• _Work instruction_
Go through the entries below and collect each line with the string "list" in it.

• _Data supplied_
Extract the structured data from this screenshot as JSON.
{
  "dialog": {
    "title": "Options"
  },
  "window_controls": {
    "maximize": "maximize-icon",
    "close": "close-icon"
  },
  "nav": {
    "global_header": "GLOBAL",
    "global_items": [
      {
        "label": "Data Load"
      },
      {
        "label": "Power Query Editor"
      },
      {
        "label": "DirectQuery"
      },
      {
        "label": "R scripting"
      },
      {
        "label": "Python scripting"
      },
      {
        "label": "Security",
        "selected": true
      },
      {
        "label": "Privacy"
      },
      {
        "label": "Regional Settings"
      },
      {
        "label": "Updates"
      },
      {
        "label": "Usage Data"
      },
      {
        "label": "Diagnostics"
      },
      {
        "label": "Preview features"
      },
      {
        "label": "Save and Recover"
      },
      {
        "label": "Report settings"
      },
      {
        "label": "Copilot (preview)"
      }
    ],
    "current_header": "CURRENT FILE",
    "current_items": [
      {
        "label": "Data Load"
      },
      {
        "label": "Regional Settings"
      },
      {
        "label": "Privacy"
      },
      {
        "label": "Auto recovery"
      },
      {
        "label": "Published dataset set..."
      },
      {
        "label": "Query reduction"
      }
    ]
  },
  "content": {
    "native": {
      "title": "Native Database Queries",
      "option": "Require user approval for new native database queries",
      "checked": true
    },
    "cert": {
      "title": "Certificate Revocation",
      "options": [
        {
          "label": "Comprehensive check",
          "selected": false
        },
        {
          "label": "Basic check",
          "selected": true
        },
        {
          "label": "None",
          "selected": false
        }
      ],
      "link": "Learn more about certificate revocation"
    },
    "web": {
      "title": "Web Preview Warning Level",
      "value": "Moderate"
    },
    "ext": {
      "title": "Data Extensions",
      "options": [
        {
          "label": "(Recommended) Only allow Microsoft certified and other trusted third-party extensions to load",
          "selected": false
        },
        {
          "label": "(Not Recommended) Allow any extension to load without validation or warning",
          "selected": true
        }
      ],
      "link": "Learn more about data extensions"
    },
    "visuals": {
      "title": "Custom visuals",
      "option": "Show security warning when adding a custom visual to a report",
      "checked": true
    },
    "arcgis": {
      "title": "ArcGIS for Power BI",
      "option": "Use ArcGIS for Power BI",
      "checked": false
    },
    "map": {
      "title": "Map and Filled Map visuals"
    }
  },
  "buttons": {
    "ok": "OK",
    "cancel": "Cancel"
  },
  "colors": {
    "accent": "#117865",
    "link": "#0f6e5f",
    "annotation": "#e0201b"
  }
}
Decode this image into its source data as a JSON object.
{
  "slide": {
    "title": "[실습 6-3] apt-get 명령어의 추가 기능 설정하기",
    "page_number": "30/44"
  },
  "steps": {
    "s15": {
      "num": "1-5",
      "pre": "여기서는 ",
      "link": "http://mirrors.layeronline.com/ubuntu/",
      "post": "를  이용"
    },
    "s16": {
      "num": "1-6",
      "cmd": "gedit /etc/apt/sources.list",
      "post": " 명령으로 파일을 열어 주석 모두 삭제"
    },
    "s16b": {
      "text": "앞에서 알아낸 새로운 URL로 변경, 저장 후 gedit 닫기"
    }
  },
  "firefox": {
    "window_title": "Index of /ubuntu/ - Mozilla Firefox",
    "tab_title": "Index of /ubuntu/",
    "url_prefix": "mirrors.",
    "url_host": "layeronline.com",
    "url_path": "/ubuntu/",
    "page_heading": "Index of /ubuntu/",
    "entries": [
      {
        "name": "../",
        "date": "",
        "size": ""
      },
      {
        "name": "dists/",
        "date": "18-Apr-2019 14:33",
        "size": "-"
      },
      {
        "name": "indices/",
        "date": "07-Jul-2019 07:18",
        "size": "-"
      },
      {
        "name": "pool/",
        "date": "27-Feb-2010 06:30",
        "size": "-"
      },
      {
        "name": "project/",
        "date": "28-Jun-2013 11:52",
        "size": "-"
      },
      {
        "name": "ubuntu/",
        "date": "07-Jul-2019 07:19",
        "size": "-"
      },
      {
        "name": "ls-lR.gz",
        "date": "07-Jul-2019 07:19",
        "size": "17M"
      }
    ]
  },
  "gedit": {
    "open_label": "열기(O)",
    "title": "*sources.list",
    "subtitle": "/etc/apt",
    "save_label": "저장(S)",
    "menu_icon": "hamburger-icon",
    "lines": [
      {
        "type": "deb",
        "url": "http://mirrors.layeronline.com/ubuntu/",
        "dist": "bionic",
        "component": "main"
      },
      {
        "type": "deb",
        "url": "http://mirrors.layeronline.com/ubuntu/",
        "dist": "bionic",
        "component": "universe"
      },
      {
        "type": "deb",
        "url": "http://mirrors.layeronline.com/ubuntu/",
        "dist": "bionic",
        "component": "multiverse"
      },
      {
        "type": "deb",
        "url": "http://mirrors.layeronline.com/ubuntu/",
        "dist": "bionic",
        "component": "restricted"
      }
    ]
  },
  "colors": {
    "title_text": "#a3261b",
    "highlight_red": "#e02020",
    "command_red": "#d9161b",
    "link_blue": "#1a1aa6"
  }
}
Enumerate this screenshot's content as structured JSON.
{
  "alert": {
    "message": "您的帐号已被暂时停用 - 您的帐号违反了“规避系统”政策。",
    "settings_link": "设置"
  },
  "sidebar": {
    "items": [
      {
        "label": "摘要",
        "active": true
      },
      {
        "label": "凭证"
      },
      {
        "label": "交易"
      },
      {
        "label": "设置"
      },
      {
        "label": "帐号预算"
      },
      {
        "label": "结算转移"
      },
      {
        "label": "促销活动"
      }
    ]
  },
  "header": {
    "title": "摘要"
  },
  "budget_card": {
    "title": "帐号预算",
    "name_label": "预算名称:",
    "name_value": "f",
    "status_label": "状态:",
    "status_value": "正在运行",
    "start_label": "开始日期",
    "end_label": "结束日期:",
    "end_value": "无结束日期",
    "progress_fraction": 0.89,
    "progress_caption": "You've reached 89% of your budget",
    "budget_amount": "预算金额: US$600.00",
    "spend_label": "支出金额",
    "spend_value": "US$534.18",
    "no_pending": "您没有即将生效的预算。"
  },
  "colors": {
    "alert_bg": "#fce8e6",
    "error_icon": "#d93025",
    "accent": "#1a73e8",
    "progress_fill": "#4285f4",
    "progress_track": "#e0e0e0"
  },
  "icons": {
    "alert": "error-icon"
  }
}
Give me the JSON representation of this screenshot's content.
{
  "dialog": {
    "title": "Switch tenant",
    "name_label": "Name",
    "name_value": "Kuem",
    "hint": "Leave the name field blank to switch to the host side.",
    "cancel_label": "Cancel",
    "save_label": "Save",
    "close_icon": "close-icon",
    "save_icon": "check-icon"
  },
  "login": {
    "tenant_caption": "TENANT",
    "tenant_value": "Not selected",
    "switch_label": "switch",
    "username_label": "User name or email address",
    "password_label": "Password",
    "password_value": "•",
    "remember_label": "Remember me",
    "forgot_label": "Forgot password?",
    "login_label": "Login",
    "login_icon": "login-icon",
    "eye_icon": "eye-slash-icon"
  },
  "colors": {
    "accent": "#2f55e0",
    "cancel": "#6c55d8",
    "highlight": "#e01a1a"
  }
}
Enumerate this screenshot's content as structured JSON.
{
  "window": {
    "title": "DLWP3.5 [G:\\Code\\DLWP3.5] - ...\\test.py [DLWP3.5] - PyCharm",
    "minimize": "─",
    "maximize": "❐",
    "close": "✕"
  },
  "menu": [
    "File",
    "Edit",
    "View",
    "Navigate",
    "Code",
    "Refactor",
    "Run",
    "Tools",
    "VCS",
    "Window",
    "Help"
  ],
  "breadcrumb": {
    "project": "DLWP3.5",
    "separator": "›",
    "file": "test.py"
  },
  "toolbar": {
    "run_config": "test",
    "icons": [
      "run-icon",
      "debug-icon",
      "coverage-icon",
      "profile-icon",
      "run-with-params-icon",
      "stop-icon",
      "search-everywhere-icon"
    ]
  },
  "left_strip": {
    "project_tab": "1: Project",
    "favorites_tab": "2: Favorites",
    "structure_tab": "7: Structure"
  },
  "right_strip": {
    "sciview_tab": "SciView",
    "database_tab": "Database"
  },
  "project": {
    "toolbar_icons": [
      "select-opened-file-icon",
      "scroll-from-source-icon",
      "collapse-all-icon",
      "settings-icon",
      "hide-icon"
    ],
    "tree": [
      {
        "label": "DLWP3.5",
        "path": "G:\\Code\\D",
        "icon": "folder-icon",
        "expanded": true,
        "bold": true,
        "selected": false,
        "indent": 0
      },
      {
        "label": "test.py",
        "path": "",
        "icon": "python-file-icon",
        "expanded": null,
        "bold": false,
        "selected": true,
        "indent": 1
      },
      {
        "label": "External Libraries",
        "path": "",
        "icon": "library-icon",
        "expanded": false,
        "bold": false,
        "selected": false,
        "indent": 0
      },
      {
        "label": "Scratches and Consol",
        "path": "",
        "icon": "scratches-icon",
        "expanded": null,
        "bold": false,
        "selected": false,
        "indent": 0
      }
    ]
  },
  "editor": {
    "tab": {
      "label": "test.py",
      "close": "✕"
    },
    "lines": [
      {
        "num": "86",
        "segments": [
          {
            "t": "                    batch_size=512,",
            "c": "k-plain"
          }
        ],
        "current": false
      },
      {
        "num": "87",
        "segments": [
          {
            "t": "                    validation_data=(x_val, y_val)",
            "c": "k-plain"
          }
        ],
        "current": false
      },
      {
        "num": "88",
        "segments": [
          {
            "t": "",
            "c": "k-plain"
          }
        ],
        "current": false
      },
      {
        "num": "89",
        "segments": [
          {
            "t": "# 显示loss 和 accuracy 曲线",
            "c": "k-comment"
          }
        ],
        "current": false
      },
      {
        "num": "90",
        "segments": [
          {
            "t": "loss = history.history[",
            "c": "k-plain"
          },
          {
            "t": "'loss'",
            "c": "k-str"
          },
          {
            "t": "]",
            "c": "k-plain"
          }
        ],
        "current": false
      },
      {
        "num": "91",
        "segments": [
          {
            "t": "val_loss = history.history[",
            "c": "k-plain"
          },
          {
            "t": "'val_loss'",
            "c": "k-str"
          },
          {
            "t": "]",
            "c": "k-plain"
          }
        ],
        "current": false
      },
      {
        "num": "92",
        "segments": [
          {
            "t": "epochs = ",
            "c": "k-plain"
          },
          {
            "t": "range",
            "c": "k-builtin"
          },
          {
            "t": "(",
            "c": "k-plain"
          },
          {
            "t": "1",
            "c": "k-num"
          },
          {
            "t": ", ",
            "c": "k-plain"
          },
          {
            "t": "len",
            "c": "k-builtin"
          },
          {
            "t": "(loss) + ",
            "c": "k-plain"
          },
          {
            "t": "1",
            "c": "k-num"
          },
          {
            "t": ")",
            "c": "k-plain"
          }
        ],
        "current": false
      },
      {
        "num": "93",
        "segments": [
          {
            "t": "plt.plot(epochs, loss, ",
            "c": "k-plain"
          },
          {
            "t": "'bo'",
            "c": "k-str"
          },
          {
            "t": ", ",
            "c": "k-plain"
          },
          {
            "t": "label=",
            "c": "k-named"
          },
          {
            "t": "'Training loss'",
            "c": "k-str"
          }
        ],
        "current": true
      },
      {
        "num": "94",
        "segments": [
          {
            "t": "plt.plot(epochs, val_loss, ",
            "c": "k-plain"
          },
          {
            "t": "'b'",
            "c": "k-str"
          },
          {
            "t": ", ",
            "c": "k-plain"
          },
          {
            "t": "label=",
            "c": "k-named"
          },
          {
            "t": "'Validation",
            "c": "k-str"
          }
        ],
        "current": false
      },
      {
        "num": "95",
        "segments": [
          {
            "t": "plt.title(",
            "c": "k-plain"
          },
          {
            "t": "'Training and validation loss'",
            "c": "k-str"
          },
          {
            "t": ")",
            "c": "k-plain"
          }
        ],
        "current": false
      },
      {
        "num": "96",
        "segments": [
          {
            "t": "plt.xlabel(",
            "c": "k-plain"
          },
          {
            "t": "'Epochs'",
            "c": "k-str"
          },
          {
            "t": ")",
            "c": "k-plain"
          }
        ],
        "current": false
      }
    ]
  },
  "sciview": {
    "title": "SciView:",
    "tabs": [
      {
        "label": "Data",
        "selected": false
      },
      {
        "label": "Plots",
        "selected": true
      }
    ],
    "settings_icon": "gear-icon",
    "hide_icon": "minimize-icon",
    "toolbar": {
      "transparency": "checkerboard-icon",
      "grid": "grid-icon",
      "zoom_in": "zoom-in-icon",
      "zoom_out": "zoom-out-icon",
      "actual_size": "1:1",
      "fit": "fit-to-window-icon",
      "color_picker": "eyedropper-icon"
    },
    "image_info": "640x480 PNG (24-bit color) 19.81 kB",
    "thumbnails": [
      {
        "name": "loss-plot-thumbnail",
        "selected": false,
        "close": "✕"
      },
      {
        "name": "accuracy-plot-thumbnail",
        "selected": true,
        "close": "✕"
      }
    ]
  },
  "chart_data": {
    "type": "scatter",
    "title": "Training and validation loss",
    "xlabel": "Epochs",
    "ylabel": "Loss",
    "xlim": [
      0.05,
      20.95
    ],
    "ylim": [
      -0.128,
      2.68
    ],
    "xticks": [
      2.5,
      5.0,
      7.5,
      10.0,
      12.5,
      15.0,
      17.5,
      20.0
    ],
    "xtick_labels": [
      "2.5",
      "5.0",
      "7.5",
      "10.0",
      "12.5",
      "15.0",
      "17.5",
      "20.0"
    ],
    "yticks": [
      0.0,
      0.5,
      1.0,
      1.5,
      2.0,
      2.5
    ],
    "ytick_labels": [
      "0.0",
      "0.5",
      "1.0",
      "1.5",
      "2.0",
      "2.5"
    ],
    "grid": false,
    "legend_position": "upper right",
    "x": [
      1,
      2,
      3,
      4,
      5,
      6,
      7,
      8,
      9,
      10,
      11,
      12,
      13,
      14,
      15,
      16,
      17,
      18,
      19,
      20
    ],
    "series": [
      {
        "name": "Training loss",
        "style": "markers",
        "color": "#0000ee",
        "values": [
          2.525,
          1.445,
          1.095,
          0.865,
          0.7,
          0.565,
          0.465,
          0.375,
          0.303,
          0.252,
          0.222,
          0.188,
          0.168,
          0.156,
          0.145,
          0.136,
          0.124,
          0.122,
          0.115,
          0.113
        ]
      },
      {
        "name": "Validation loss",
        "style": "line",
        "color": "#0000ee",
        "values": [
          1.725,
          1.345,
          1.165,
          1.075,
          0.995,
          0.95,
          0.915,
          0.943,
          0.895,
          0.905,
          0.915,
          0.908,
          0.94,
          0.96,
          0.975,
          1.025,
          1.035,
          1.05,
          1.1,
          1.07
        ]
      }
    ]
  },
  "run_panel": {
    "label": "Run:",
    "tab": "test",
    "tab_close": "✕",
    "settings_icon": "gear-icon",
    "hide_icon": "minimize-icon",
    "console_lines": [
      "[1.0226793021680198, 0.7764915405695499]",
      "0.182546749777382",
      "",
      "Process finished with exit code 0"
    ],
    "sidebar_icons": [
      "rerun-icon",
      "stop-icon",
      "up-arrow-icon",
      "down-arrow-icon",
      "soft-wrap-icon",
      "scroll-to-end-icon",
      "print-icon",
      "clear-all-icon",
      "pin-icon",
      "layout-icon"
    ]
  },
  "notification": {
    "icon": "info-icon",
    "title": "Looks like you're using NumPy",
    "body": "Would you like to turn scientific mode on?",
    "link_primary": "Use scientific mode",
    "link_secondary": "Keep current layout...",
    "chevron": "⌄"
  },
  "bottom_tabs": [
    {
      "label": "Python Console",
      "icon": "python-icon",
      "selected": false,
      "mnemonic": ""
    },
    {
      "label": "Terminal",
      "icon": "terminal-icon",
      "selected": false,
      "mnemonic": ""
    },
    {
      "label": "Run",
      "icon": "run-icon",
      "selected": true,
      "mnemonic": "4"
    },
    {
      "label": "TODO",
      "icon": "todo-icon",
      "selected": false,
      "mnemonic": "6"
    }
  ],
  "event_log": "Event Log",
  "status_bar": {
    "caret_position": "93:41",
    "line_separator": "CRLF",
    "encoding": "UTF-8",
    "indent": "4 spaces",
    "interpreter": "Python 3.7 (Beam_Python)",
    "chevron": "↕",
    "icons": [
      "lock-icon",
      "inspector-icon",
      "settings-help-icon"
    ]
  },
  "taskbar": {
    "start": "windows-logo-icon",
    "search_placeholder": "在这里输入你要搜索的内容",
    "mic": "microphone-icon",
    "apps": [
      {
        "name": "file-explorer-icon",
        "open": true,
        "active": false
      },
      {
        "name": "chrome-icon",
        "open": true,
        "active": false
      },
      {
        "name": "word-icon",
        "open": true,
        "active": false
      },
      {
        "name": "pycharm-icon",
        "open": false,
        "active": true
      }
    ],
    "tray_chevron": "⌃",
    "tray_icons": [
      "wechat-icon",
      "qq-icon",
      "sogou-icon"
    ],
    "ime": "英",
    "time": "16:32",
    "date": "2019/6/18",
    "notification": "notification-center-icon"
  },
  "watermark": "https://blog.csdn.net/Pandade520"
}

• _Task answer_
      "cmd": "gedit /etc/apt/sources.list",
    "title": "*sources.list",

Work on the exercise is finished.